## EXERCISE DETAILS
Check each line below for the word "JSON", and copy those that have it.

(Stored items)
______
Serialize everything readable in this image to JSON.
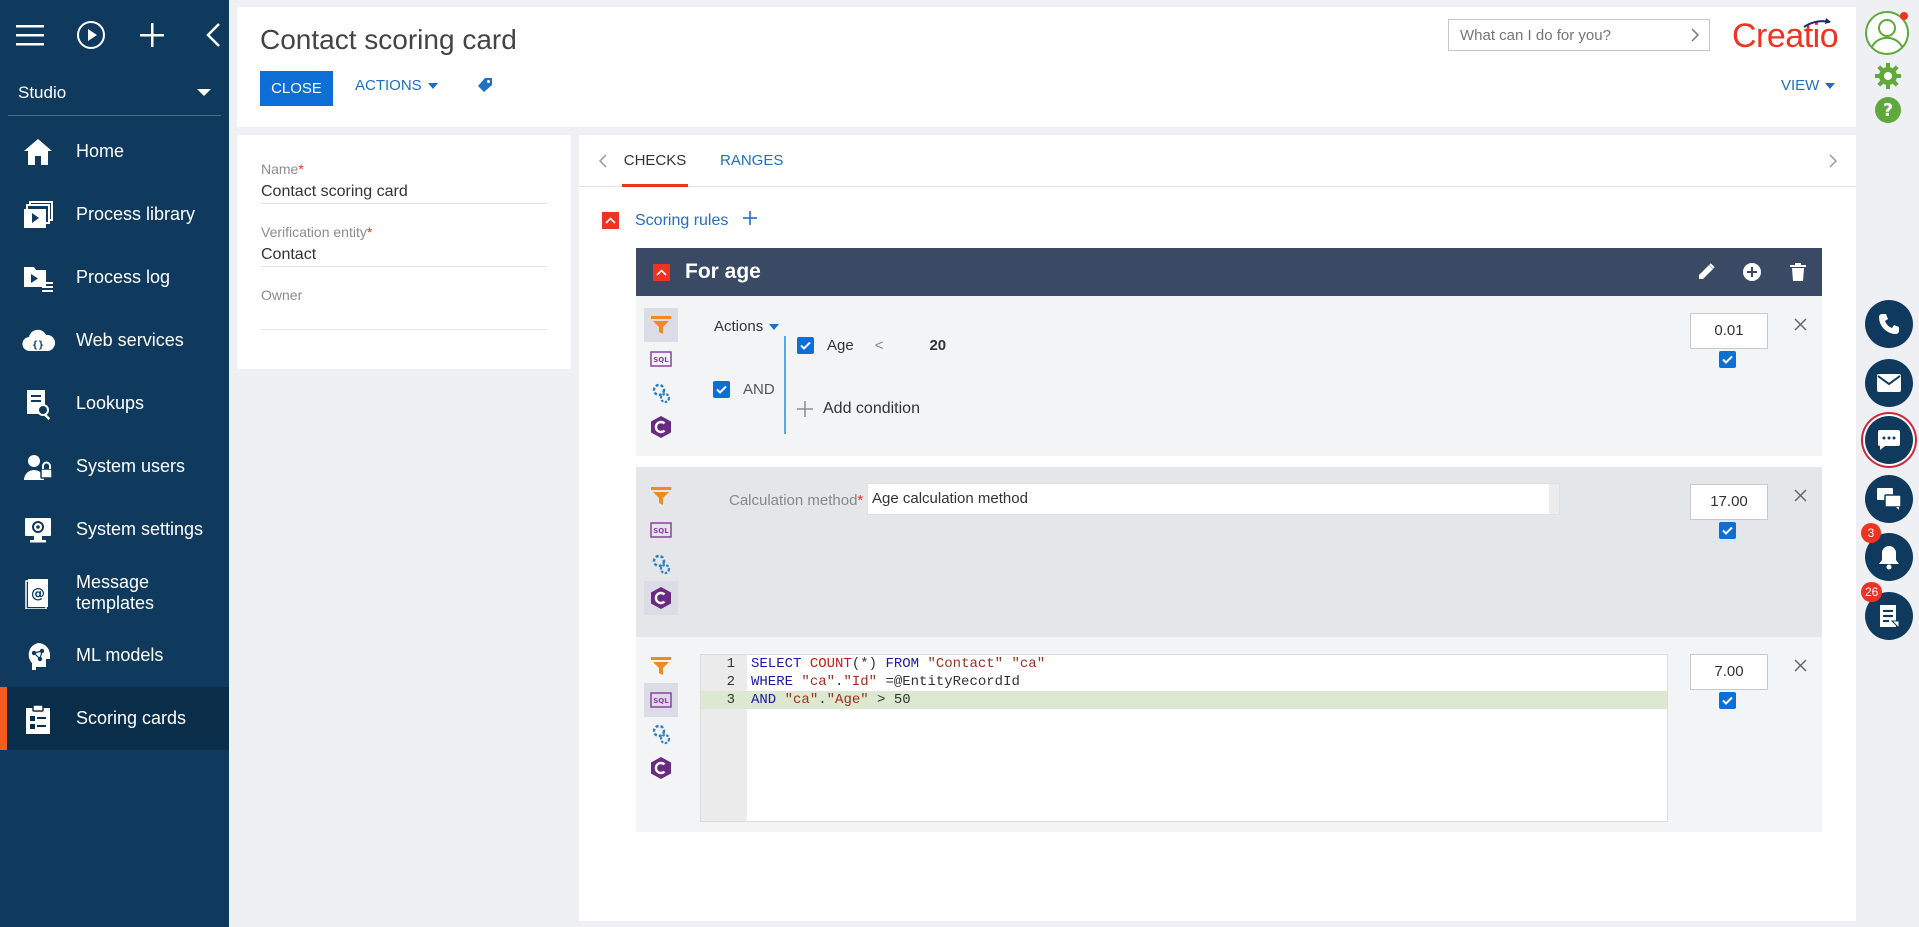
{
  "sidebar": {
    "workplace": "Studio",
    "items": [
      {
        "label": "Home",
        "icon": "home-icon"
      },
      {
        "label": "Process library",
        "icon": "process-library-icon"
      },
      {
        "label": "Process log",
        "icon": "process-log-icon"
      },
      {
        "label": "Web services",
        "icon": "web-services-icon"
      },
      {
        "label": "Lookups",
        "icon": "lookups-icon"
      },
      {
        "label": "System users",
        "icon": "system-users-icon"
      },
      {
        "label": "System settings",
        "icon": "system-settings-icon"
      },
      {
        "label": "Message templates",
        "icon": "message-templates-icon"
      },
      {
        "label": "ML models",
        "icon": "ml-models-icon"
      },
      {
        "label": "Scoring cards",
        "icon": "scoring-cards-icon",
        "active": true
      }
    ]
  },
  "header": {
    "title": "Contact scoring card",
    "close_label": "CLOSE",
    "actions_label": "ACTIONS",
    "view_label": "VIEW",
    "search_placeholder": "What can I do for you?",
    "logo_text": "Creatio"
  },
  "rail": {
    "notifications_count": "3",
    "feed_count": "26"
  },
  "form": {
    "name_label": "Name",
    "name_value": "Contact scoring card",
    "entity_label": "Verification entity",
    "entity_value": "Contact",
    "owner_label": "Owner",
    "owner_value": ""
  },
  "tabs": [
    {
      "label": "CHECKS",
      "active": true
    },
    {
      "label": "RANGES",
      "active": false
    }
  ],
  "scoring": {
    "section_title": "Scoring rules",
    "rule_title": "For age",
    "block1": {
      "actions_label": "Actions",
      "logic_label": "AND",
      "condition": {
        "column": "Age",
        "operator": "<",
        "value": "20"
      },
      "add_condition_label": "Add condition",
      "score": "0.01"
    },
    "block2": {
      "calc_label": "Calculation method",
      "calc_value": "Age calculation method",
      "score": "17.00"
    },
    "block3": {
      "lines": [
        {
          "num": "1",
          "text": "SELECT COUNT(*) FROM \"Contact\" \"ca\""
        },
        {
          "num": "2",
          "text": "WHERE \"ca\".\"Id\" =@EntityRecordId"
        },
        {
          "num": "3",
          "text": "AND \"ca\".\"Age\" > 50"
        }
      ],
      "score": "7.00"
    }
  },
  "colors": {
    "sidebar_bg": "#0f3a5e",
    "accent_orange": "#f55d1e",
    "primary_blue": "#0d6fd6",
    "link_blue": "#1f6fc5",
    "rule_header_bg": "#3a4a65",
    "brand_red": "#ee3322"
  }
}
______
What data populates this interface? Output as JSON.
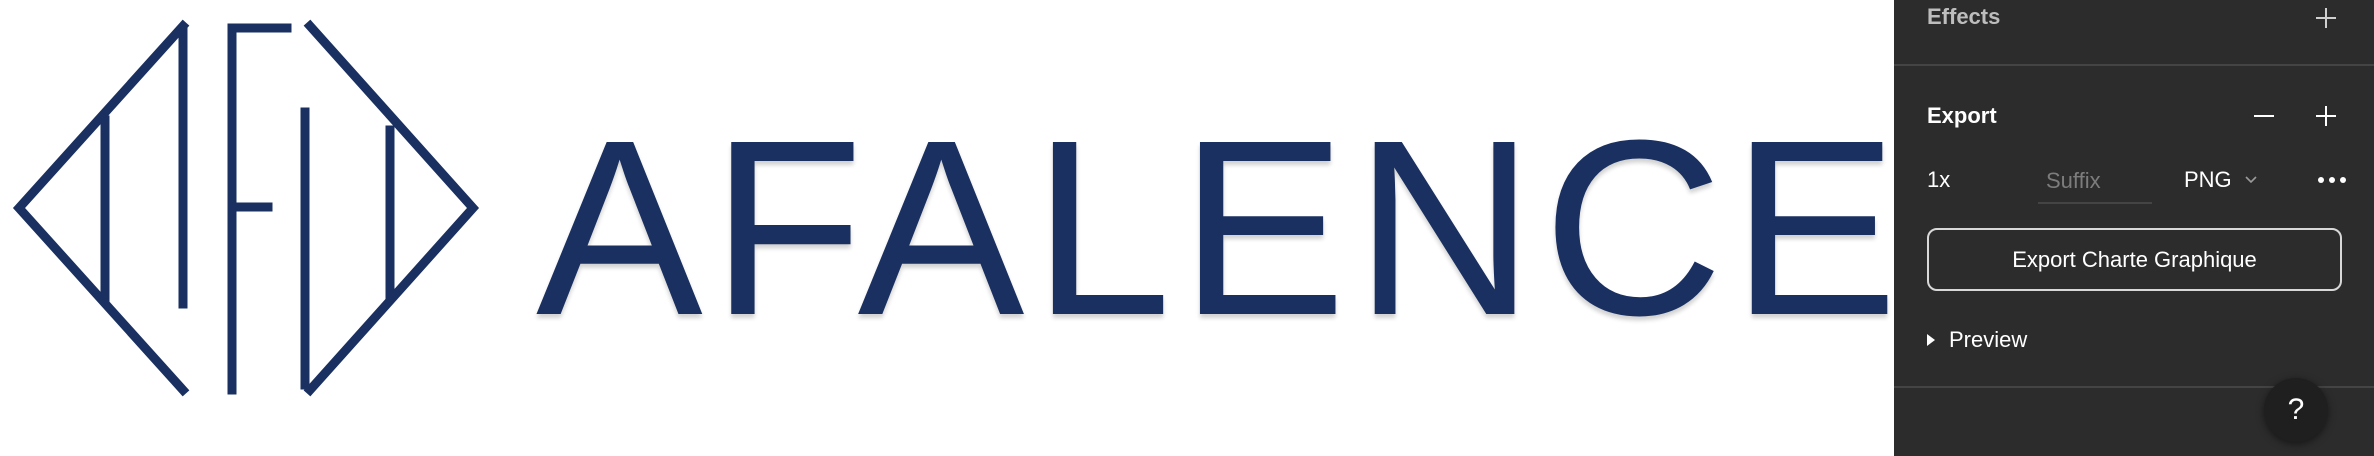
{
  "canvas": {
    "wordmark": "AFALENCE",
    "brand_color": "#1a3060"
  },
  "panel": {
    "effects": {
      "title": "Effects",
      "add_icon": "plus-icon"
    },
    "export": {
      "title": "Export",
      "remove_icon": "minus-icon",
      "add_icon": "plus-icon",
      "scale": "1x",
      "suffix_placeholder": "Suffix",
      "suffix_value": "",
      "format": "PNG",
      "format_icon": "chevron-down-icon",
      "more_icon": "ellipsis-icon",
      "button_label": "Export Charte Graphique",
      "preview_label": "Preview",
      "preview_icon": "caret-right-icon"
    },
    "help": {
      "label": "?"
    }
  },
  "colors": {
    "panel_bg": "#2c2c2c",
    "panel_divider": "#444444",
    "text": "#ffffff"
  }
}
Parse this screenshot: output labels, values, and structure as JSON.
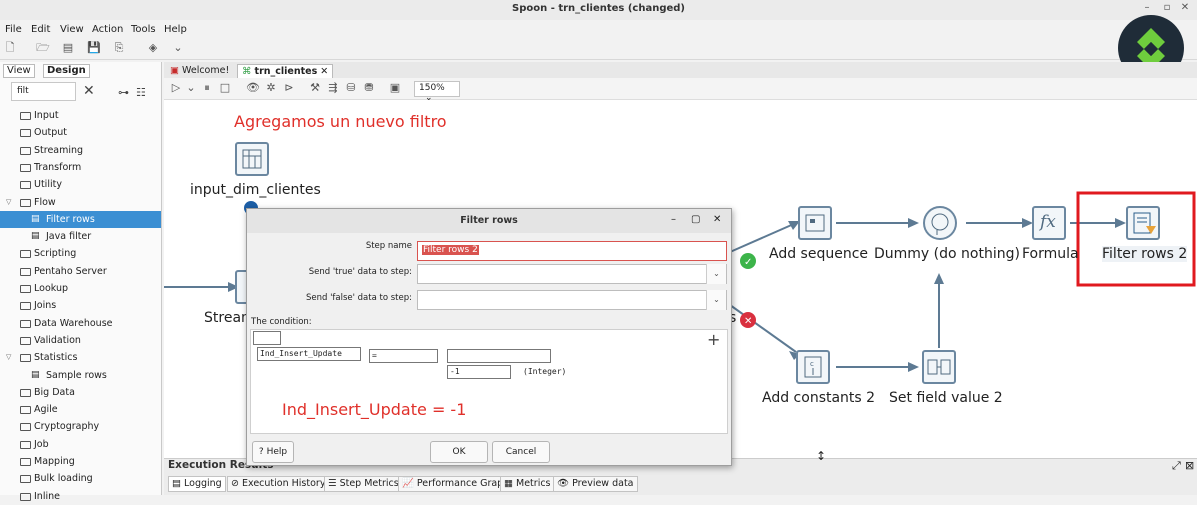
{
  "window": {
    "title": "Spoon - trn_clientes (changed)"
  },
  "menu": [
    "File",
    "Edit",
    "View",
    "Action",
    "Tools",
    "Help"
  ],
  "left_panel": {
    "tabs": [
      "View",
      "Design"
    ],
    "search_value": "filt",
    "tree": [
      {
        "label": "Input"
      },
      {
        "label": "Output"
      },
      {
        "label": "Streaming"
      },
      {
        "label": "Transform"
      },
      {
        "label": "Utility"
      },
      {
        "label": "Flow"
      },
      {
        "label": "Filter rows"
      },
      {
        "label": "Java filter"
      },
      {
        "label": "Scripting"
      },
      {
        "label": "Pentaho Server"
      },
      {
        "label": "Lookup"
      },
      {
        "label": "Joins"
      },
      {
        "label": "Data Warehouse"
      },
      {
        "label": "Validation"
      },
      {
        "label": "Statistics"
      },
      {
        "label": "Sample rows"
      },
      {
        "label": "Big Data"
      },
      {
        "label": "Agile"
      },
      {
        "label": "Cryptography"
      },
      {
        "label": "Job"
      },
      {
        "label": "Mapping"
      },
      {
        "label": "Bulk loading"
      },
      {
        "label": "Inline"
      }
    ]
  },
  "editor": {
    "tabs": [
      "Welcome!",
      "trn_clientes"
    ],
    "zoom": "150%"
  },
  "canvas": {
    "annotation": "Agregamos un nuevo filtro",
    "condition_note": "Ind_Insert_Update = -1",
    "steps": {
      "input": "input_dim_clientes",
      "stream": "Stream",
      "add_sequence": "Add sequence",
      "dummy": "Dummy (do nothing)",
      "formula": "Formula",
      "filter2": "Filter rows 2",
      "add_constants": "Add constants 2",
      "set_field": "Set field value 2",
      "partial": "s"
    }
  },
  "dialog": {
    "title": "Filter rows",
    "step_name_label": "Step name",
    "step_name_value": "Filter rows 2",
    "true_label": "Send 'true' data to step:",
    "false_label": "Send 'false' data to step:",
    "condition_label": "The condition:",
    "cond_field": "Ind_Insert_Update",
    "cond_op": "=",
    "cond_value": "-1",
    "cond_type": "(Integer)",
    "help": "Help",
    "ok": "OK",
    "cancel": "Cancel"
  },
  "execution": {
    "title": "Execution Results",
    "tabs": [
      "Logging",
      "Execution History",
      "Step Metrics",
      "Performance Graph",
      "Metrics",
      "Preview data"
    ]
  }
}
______
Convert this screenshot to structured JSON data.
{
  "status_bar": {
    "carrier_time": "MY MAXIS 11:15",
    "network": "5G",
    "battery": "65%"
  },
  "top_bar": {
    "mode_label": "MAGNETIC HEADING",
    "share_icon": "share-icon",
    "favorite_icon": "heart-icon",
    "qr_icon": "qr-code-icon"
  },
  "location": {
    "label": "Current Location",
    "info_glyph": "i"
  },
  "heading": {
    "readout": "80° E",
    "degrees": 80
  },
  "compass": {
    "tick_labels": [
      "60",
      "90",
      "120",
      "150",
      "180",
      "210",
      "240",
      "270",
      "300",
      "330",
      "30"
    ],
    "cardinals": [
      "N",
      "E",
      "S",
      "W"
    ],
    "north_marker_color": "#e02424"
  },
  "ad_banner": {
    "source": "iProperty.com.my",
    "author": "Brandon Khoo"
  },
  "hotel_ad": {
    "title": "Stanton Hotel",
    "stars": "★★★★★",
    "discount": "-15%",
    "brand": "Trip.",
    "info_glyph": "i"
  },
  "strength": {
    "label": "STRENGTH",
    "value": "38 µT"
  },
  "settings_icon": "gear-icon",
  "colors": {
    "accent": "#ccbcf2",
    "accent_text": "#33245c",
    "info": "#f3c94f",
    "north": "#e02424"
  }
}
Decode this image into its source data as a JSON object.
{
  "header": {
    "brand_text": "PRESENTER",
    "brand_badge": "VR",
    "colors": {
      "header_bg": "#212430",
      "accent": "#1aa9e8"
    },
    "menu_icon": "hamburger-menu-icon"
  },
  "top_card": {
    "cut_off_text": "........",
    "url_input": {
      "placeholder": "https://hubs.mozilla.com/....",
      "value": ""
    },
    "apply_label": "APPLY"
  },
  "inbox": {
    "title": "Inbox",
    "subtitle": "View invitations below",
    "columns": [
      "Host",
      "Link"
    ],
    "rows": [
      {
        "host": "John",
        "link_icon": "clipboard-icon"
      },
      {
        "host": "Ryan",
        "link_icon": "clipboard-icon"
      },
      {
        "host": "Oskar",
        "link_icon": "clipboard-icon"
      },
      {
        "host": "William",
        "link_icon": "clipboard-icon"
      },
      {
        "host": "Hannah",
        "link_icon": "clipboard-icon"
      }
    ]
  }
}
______
## TASK RESULT
Serialize everything readable in this image to JSON.
What data populates this interface? Output as JSON.
Parse this screenshot: output labels, values, and structure as JSON.
Convert this screenshot to structured JSON data.
Decode this image into its source data as a JSON object.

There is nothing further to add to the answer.